I found out from my last trip that because of the volume of product they need, it's best that I buy everything for this group locally in South Africa. So they are sourcing materials for me right now and as soon as I get the scoop, I will update the information here.
All I know is that I'm grateful for the work they're doing and want to support these guys, and girls, in whatever ways I can. They are literally thrown into battle in Kruger Park for on the job training in a very dangerous war. These are the people protecting our animals, ecosystem and planet. They need us as much as we need them. (Little side note...if you saw the pics of Prince Harry recently in Kruger inspecting some rhino corpses, I saw that he was with the director of this college. See, we're all connected and have to work together.)
Pilanesberg Wildlife Trust
The funding for the national parks in South Africa has been severely cut back by the government. The only way for the animals to be properly protected and cared for is for privately run non-profits to take over when their public funding has run dry. Pilanesberg Wildlife Trust was set up to assist the national park there with their efforts. Pilanesberg National Park is home to 7000 animals, 300 bird species, and more than 200km of roads. So the Trust has been critical to the survival of many of these animals within the park.
If any of you were following the story of Shannon, the rhino, online (along with her friend Elizabeth), these were the guys who were keeping an eye on those two. Shannon was in Pilanesberg and had been shot in the leg by a poacher. While her leg was healing, something happened and it ended up breaking. They called in Dr. Johan Marais from Saving The Survivors who ended up putting the first ever known rhino cast on her leg. Great parks work with great doctors and organizations...all connected!
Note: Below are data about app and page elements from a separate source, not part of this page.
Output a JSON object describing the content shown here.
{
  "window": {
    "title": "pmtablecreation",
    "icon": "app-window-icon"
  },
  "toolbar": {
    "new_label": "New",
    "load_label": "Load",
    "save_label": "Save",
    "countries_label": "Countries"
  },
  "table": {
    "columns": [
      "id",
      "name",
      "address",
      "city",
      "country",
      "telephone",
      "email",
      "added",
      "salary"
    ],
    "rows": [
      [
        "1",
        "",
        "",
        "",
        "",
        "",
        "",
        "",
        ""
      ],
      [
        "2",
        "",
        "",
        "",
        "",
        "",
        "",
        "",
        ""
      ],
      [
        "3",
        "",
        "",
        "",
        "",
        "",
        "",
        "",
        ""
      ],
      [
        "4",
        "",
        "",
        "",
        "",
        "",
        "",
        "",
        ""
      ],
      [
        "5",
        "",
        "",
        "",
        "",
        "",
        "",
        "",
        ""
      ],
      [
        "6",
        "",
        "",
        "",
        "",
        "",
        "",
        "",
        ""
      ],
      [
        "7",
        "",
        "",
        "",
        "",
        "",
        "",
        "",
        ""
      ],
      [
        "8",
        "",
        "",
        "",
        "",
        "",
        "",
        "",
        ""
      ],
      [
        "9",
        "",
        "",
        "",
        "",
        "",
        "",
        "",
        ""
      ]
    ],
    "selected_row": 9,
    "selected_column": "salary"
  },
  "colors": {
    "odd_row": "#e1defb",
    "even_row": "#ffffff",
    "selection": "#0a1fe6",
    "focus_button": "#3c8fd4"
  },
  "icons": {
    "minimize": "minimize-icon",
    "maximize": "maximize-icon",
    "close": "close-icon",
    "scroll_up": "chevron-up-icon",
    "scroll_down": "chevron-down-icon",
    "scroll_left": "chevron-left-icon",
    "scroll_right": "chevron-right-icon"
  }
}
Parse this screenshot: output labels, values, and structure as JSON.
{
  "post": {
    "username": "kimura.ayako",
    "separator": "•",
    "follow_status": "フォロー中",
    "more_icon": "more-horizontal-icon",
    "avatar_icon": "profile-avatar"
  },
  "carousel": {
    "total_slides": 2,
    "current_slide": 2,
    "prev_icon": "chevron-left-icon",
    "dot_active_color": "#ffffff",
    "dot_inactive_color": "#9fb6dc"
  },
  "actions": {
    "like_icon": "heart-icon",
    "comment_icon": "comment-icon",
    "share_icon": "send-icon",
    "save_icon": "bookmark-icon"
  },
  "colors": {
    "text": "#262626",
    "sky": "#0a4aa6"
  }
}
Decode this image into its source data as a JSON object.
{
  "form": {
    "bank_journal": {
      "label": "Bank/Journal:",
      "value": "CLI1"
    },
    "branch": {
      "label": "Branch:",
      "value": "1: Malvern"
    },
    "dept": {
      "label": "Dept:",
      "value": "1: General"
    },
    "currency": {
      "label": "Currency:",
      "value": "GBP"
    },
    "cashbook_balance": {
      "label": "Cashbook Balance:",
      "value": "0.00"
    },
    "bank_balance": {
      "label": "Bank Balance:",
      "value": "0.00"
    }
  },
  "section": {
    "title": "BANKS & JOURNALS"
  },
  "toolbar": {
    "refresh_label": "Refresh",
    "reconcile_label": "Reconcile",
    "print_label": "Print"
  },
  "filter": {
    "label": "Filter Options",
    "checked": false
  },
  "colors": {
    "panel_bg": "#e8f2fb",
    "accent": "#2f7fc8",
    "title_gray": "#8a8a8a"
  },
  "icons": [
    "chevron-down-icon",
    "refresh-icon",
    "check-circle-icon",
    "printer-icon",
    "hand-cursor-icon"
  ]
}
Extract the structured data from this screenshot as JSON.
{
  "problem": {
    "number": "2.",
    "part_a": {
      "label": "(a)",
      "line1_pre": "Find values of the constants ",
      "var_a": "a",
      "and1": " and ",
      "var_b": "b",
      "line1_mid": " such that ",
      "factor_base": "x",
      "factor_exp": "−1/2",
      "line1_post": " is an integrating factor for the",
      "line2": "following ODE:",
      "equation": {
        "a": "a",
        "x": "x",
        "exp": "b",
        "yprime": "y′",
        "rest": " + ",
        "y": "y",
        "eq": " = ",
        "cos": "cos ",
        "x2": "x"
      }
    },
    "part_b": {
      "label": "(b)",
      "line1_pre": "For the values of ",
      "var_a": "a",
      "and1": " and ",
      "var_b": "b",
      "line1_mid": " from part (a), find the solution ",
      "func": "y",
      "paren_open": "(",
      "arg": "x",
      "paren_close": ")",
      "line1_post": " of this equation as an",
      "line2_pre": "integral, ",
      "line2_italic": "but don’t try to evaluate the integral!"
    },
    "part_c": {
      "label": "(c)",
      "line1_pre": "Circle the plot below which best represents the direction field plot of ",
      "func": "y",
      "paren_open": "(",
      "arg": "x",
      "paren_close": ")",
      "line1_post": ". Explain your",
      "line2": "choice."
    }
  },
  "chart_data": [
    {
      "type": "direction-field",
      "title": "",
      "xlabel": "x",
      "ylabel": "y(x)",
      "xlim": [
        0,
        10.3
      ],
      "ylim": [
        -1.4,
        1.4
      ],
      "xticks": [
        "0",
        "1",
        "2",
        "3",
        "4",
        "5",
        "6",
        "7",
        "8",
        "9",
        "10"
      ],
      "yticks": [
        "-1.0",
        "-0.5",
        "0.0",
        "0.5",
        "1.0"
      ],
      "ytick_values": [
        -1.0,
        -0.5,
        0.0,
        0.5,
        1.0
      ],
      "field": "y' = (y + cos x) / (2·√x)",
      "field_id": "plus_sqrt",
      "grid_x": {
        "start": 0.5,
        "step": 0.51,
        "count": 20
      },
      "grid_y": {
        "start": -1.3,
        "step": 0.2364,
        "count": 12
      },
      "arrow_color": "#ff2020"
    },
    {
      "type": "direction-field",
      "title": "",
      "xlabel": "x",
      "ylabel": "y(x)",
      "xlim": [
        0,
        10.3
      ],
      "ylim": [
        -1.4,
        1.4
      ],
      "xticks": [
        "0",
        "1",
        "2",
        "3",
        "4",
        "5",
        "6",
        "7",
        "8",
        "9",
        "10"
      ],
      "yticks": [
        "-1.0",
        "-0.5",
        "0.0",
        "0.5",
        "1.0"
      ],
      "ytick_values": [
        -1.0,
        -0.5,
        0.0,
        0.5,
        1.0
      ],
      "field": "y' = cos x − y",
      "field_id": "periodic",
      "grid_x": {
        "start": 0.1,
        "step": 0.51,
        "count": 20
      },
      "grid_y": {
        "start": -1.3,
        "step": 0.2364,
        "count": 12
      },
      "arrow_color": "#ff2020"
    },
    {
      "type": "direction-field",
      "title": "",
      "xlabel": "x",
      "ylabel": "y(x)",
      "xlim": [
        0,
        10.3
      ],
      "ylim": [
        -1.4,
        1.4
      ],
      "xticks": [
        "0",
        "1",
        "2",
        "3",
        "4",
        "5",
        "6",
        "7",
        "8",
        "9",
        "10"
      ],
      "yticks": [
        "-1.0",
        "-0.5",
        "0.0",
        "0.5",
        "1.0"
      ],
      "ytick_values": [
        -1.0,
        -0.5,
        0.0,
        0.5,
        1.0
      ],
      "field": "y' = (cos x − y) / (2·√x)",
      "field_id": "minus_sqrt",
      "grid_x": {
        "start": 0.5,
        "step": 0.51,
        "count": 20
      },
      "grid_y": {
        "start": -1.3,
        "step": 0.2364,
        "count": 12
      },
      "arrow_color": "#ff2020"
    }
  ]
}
The rangers in the park often feel very secluded and give everything for very little in return. Yet they truly need so much more than they have. They are in the line of fire and trying to protect these beautiful animals, but often have very little to eat or possibly even wear, especially during the rainy seasons.
I have asked them what they need. They are putting something together for me and as soon as I get that list, I will update the information on here.
There may still be some other organizations I'd like to help this trip. I can already think of a few. But this is a good start. As I get in touch with others and see what they need, I can add to this list. If not, then everything we raise will just be able to buy more for the people listed. We all have to stick together and help each other. Isn't that what life's all about after all? We're here to love each other-and try not to destroy this beautiful planet and all of the gifts of life that we share it with.
Transparency From The Last Fundraiser
As promised, I have been hard at work trying to make sure everything is listed and accounted for on our website from the last fundraiser I held. I have set up a page that shows, in detail, everything that has been spent or is in the process of being spent. It will be an ongoing page with constant updates as we go.
To see how the funds have been spent thus far, please go to our TRANSPARENCY page now.